Indian man …

… is proud to be an Indian

… is never wrong and knows all answers. Even if he does not, he’ll make it up in such convincing way that we have no doubts he is right – big mistake!

… is very confident. About everything. Never takes any advice.

… hates to be proven wrong. Never do that!

… can urinate wherever he wants. Even few meters from rail track directly facing passengers

… is funny and likes joking. Nothing is a problem. Everything is possible in India. I agree.

… hibernate the most of year. Mostly in horizontal (rickshaw or taxi) or sitting (watching TV) position

… does not know concept of ‘respect’

… is chauvinistic and thinks only about sex and money



What we liked:

… hot colors, especially in the south and Rajastan

… delicious food, Goa had the best

… warm and friendly people, maybe sometimes getting bit too close for our comfort but never dangerous. Never felt any threat.

… beautiful and diverse temples with rich cultural inheritance (Hampi, Ellora and Ajanta, Kajuraho, Taj Mahal etc.)

… awesome landscape at Himalayan ranges

… good variety of accommodation at budget level

… well working train booking system. We used www.cleartrip.com


What we did not like:

… gross human pollution everywhere. In some places it looks like one large public toilet. You can see it, you can smell it.

… endless crowds of people were sometimes intimidating

… constant honking without any apparent reasons with subtle message “Get out of my way!”

… fast and furious driving. No respect for others.

… pushing forward, jumping queues, people are strong opportunists

… males' dominance in public         


Add your comments

(If you have a travel question, get your Answers here)

In order to avoid spam on these blogs, please enter the code you see in the image.
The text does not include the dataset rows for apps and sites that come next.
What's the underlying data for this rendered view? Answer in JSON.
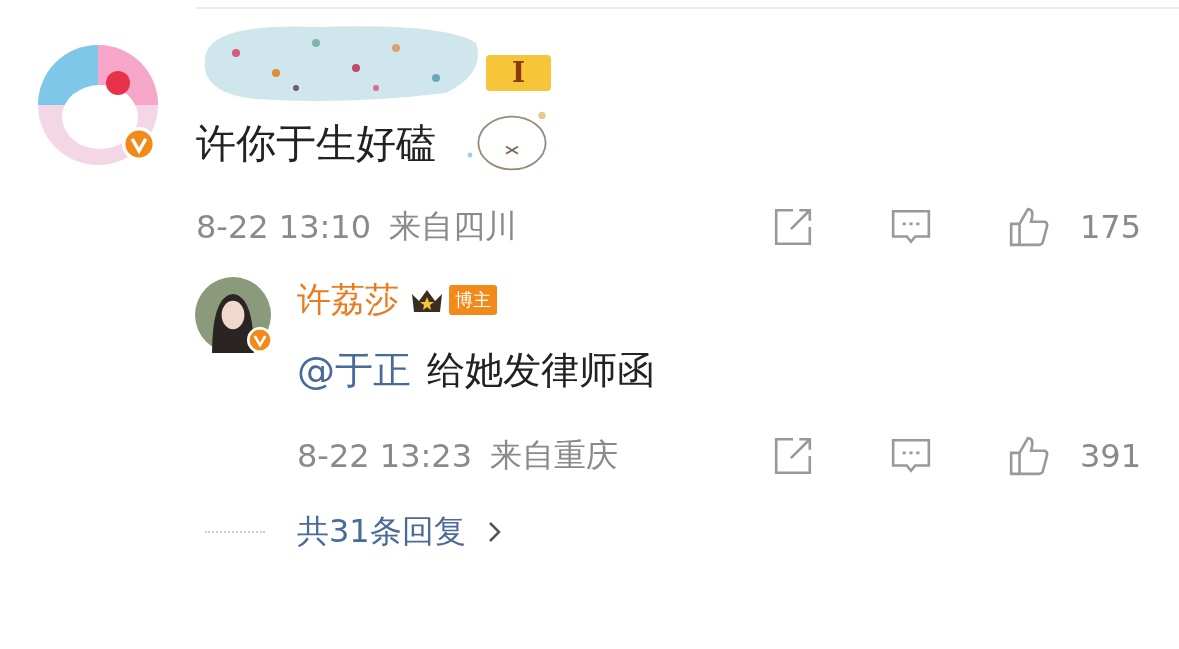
{
  "comment": {
    "verified": true,
    "level_badge": "I",
    "text": "许你于生好磕",
    "time": "8-22 13:10",
    "location": "来自四川",
    "likes": "175"
  },
  "reply": {
    "verified": true,
    "author": "许荔莎",
    "badge": "博主",
    "mention": "@于正",
    "text": "给她发律师函",
    "time": "8-22 13:23",
    "location": "来自重庆",
    "likes": "391"
  },
  "more_replies": "共31条回复"
}
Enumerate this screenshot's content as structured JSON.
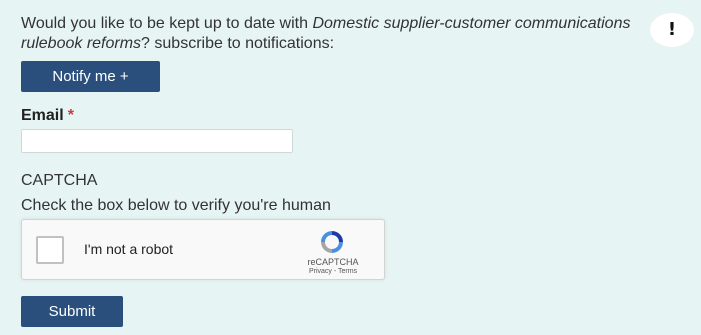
{
  "subscribe": {
    "intro_prefix": "Would you like to be kept up to date with ",
    "intro_topic": "Domestic supplier-customer communications rulebook reforms",
    "intro_suffix": "? subscribe to notifications:",
    "alert_icon": "!",
    "notify_button": "Notify me +"
  },
  "form": {
    "email_label": "Email",
    "email_required_mark": "*",
    "email_value": "",
    "captcha_title": "CAPTCHA",
    "captcha_help": "Check the box below to verify you're human",
    "recaptcha_checkbox_label": "I'm not a robot",
    "recaptcha_brand": "reCAPTCHA",
    "recaptcha_links": "Privacy - Terms",
    "submit_button": "Submit"
  },
  "colors": {
    "panel_background": "#e6f4f3",
    "button_background": "#2a4f7d",
    "required_star": "#d23b3b"
  }
}
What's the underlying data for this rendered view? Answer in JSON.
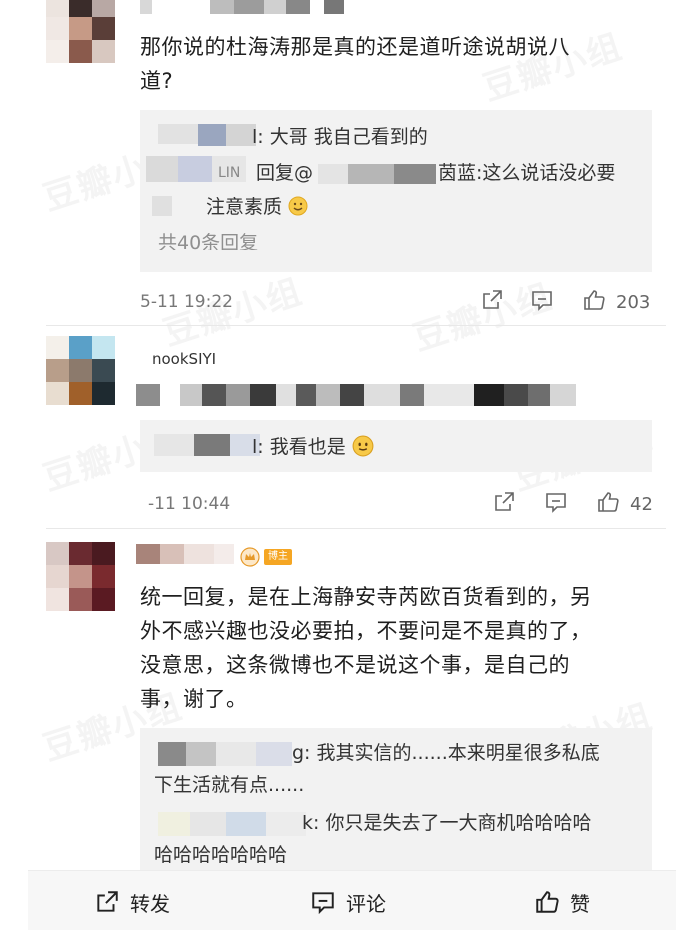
{
  "watermark": "豆瓣小组",
  "comments": [
    {
      "text": "那你说的杜海涛那是真的还是道听途说胡说八道?",
      "text_line1": "那你说的杜海涛那是真的还是道听途说胡说八",
      "text_line2": "道?",
      "replies": [
        {
          "nick_tail": "l:",
          "text": "大哥 我自己看到的"
        },
        {
          "nick_tail": "LIN",
          "text": "回复@",
          "mid": "茵蓝:这么说话没必要"
        },
        {
          "text": "注意素质"
        },
        {
          "text": "共40条回复"
        }
      ],
      "time": "5-11 19:22",
      "likes": "203"
    },
    {
      "nick_partial": "nookSIYI",
      "replies": [
        {
          "nick_tail": "l:",
          "text": "我看也是"
        }
      ],
      "time": "-11 10:44",
      "likes": "42"
    },
    {
      "badge": "博主",
      "text_line1": "统一回复，是在上海静安寺芮欧百货看到的，另",
      "text_line2": "外不感兴趣也没必要拍，不要问是不是真的了，",
      "text_line3": "没意思，这条微博也不是说这个事，是自己的",
      "text_line4": "事，谢了。",
      "replies": [
        {
          "nick_tail": "g:",
          "text_line1": "我其实信的......本来明星很多私底",
          "text_line2": "下生活就有点......"
        },
        {
          "nick_tail": "k:",
          "text_line1": "你只是失去了一大商机哈哈哈哈",
          "text_line2": "哈哈哈哈哈哈哈"
        }
      ]
    }
  ],
  "bottom_bar": {
    "repost_label": "转发",
    "comment_label": "评论",
    "like_label": "赞"
  },
  "icons": {
    "repost": "share-icon",
    "comment": "comment-icon",
    "like": "thumbs-up-icon",
    "emoji": "smile-emoji-icon"
  },
  "colors": {
    "badge": "#f5a623",
    "reply_bg": "#f2f2f2",
    "meta": "#777777"
  }
}
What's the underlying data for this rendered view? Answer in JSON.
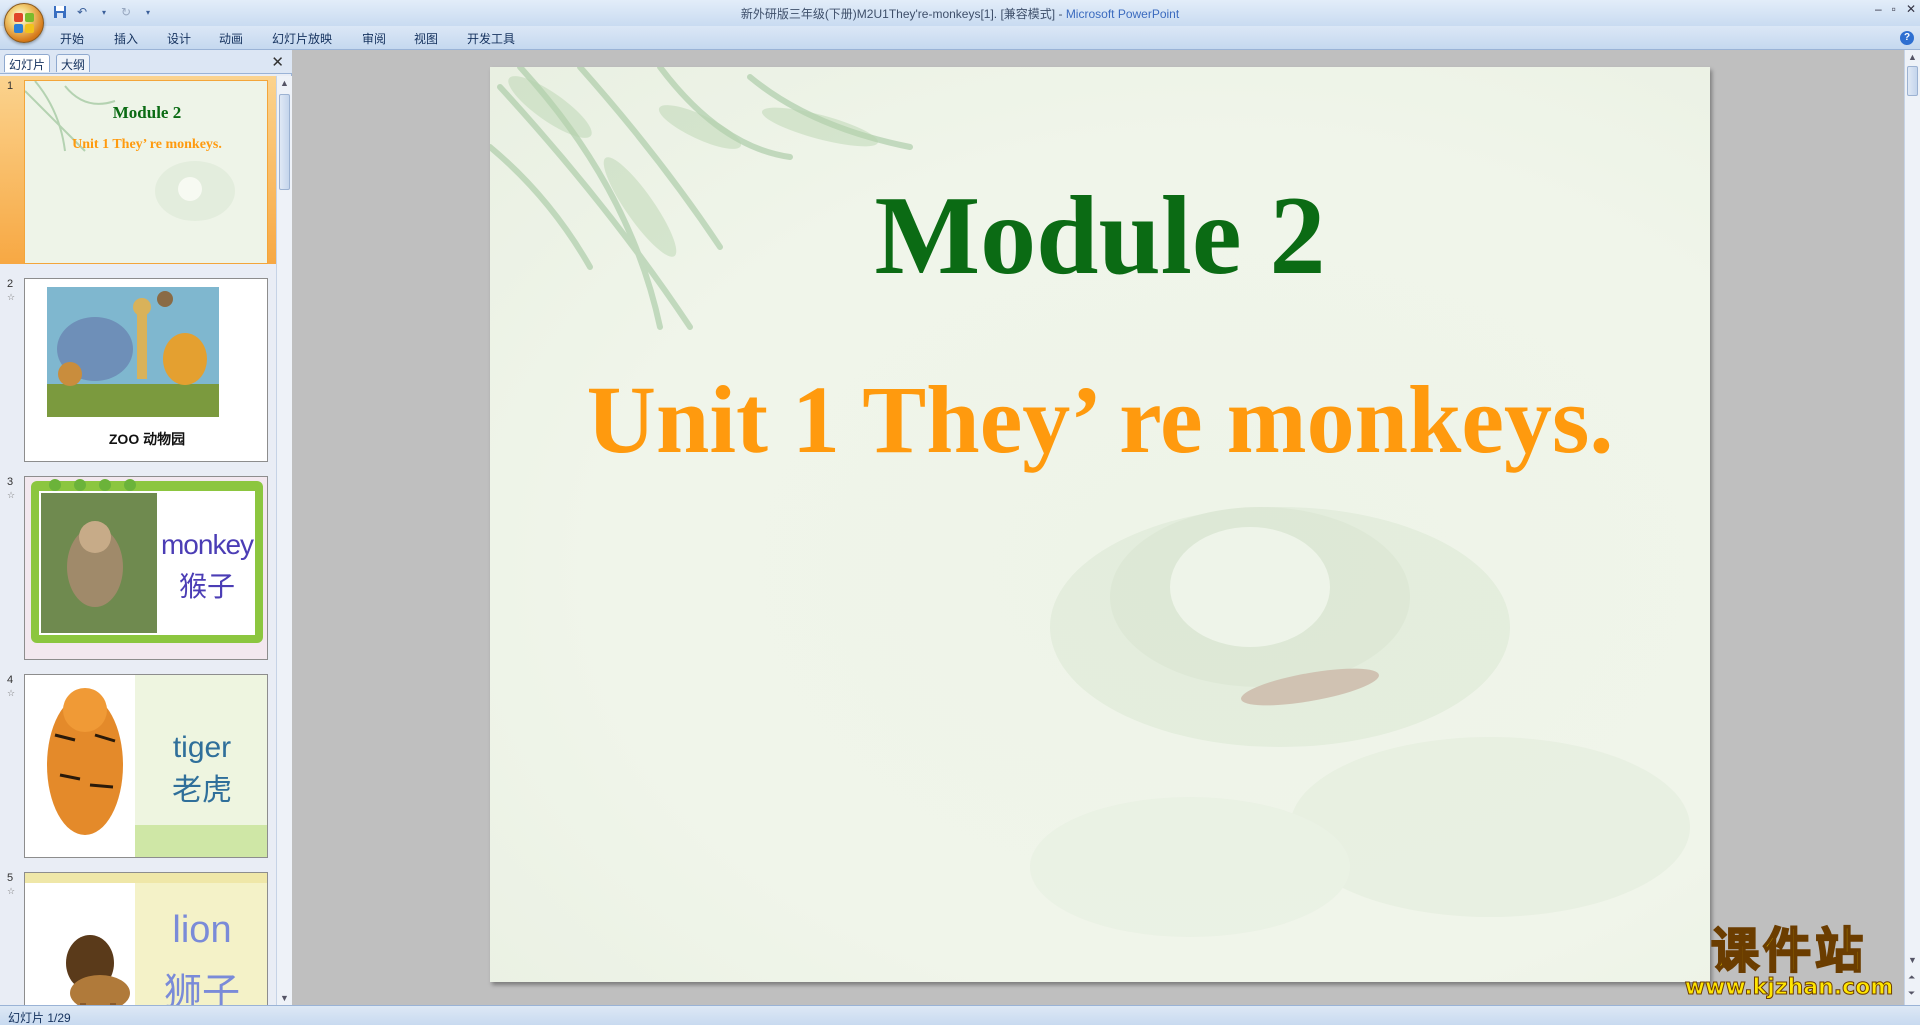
{
  "window": {
    "title_doc": "新外研版三年级(下册)M2U1They're-monkeys[1]. [兼容模式] - ",
    "title_app": "Microsoft PowerPoint"
  },
  "ribbon_tabs": [
    "开始",
    "插入",
    "设计",
    "动画",
    "幻灯片放映",
    "审阅",
    "视图",
    "开发工具"
  ],
  "left_pane": {
    "tabs": [
      "幻灯片",
      "大纲"
    ],
    "close_glyph": "✕"
  },
  "thumbnails": [
    {
      "num": "1",
      "title": "Module 2",
      "subtitle": "Unit 1 They’ re monkeys."
    },
    {
      "num": "2",
      "caption": "ZOO 动物园"
    },
    {
      "num": "3",
      "word": "monkey",
      "cn": "猴子"
    },
    {
      "num": "4",
      "word": "tiger",
      "cn": "老虎"
    },
    {
      "num": "5",
      "word": "lion",
      "cn": "狮子"
    }
  ],
  "slide": {
    "title": "Module 2",
    "subtitle": "Unit 1 They’ re monkeys."
  },
  "watermark": {
    "cn": "课件站",
    "url": "www.kjzhan.com"
  },
  "status": {
    "slide_counter": "幻灯片 1/29"
  },
  "colors": {
    "title_green": "#0b6b14",
    "subtitle_orange": "#ff9a0e",
    "selected_thumb": "#f7a843"
  }
}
Comments identified as spam will be deleted.



Travel Answers about India

Do you have a travel question? Ask other World Nomads.